Hitchin Symphony Orchestra's motto, 'Promoting Live Music', sums up our passion and goal as an orchestra. Bringing a high standard of symphonic concerts to Hitchin audiences, we enjoy a well-earned reputation for imaginative programming. We are especially pleased to offer a concert platform for local musicians – both orchestral players and soloists.
Our concert on 18 November 2023 will open with César Cui’s Petite Suite No. 3, which is an exciting smorgasbord of fluctuating moods and forms. The work sits neatly within the unmistakeable aesthetic of his contemporaries, the so-called ‘Mighty Handful’ of 19th century composers who set about curating a distinctively Russian style. This will be followed by Schubert’s Symphony No. 6, which, although one of his later symphonies, was composed when Schubert was in his early twenties so still abounds with levity and youth. The second half will start with Charles Ives’ landmark The Unanswered Question, which stacks harshly contrasting musical elements, operating at different speeds, on top of one another. The effect is both jarring and haunting as a solo trumpet ponders the ‘perennial question of existence’, striving in vain for a definitive answer. For the concert’s finale we are absolutely thrilled to be performing Schumann’s Piano Concerto with Cordelia Williams. One of the composer’s most poignant and subtly articulated works, the concerto was so praised by its dedicatee and premiere soloist, Clara Schumann: ‘... how rich in invention, how interesting from the beginning to the end, how fresh and what a beautiful coherent whole!’.
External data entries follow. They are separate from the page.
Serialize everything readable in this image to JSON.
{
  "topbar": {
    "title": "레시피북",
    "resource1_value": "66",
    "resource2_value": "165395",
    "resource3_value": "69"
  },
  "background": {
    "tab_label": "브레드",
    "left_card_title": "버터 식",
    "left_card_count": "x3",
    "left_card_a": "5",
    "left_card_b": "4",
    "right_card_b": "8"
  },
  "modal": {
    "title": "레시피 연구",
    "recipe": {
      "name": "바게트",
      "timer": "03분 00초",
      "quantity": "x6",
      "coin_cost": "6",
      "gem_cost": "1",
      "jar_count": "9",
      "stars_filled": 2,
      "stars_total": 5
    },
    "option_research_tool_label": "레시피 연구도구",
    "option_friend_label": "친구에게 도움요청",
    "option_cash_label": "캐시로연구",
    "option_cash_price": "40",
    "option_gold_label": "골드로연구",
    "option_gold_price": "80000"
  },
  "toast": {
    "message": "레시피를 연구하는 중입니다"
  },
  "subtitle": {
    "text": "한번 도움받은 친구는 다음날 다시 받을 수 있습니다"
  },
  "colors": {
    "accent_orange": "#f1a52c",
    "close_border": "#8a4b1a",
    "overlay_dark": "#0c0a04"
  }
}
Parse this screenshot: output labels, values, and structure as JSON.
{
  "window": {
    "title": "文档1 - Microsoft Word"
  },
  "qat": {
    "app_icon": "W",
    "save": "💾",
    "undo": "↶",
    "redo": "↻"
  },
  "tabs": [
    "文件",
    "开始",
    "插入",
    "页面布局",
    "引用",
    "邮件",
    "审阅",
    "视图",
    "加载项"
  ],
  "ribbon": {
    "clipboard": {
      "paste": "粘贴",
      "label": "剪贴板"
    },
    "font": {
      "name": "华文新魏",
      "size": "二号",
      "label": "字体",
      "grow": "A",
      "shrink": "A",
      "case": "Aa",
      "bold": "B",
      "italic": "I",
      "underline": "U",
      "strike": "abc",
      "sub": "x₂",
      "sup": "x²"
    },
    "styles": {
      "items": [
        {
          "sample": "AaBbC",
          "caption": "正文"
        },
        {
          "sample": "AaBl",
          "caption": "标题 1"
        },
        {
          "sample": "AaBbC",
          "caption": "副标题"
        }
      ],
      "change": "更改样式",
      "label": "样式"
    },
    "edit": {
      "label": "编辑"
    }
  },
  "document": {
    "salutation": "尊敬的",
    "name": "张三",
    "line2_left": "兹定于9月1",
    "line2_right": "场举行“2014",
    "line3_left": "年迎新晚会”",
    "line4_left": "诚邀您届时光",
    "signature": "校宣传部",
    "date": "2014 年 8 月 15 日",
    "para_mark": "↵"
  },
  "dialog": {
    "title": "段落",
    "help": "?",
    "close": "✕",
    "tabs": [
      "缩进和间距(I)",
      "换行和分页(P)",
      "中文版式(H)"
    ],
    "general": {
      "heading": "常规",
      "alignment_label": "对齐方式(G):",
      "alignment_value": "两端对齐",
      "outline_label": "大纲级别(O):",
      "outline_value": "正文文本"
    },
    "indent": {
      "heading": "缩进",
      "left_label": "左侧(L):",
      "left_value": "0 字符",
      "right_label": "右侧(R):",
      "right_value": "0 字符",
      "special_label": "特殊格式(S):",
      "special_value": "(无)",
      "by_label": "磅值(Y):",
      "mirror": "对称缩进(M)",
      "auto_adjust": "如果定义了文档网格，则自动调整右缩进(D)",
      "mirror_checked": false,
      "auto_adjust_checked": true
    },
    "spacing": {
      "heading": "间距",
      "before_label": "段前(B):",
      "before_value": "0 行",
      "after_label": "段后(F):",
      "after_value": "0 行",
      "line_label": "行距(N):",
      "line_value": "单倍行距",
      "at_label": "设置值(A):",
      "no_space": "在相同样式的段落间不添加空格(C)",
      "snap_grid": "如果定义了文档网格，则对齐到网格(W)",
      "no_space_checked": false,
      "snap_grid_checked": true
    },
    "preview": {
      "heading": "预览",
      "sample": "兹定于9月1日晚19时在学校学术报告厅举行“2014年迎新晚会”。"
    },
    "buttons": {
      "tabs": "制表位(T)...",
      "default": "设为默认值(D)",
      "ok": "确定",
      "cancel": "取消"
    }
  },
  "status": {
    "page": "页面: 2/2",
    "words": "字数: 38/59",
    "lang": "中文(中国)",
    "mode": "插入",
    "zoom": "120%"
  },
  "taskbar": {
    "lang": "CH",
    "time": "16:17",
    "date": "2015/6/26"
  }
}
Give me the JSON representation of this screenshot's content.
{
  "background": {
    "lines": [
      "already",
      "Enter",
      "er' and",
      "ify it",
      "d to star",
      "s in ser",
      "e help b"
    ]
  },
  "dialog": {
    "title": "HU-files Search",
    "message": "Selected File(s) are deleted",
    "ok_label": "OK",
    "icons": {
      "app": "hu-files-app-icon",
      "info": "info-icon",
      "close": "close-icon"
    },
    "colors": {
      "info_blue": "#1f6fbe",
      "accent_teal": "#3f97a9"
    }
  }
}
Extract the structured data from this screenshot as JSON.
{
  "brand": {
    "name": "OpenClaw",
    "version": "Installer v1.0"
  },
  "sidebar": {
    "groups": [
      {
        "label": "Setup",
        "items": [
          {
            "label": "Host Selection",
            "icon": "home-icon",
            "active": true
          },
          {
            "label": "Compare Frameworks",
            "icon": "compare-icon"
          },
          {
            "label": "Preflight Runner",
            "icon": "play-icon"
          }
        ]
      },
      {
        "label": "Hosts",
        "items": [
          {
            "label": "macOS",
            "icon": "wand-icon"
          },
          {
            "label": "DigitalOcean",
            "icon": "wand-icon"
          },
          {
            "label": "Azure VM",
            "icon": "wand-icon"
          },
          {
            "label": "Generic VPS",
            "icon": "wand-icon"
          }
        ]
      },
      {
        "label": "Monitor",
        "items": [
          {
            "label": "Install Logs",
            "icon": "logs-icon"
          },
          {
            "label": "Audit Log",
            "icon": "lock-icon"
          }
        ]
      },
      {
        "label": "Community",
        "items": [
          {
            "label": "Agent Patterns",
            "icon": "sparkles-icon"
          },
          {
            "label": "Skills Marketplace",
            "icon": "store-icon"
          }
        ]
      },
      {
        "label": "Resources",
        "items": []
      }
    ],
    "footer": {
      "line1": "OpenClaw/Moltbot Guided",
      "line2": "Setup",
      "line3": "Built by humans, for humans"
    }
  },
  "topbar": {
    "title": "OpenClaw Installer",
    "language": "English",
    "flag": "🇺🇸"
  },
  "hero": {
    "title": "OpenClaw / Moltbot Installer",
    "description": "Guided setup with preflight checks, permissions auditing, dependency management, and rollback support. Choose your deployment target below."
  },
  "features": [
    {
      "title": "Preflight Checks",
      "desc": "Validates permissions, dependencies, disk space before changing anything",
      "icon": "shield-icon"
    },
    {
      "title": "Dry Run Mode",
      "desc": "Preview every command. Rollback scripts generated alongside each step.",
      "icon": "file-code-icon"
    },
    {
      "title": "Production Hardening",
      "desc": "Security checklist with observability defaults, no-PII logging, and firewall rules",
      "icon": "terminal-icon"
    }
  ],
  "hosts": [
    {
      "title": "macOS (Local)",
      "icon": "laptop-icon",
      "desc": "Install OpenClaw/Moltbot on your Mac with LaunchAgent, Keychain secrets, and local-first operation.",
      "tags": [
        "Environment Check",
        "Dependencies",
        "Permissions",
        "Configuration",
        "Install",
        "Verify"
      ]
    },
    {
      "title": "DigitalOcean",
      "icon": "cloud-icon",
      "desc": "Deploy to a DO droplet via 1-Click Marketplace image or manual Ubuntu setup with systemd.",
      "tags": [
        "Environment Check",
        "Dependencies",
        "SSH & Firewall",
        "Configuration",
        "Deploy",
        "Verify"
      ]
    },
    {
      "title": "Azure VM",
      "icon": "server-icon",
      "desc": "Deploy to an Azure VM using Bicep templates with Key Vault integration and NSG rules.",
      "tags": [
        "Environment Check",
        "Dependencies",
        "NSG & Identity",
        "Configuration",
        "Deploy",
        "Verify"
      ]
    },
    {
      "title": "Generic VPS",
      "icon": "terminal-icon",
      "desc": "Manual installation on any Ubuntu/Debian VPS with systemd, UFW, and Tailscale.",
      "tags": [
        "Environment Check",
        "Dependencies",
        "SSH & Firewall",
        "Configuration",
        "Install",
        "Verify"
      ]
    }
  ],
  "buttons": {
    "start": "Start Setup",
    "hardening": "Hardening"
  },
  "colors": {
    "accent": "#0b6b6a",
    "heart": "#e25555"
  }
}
On 13 May 2023 we were delighted to bring our audience two contrasting snapshots from the late Romantic symphonic canon, composed either side of the turn of the 20th century. Thanks to Levande Musikarv (Swedish Musical Heritage), we had the privilege of performing a brand-new edition of Wilhelm Stenhammar’s monumental Symphony No. 2, published in early 2023. The 1915 work marks a rejection of the Brucknerian spoils of Stenhammar’s Symphony No. 1 – a work he withdrew from performance – and fully embraces a style more akin to his fellow Nordic contemporaries, Sibelius and Nielsen. The resulting work combines exceptional compositional rigour and direct emotional charge; Stenhammar's heart is very much on his sleeve during every moment of this immense musical structure. From 1889 comes Dvořák’s effervescent Symphony No. 8. Bursting with familiar melody, the composer’s reverence for Bohemian folk forms is ever-present. Turning away from the taxing tumult of the Seventh Symphony, the Eighth explores poignant vignettes of melancholy, warmth and levity, before culminating in a finale of unbridled and incandescent optimism.
To find out more, please visit our Concerts page.
We are always keen to hear from instrumentalists looking to join an exciting and friendly orchestra in North Hertfordshire. At present we would particularly like to hear from cellists and double bass players looking to play with an orchestra.
For more information see the Join Us page.
Patrons of HSO
Our Patrons help support the continued development of the orchestra and this allows our audiences to enjoy new and exciting programmes and soloists. We are very grateful to the members of our Patrons scheme.
If you would like to join the scheme and get discounted concert tickets, please see the Support Us page.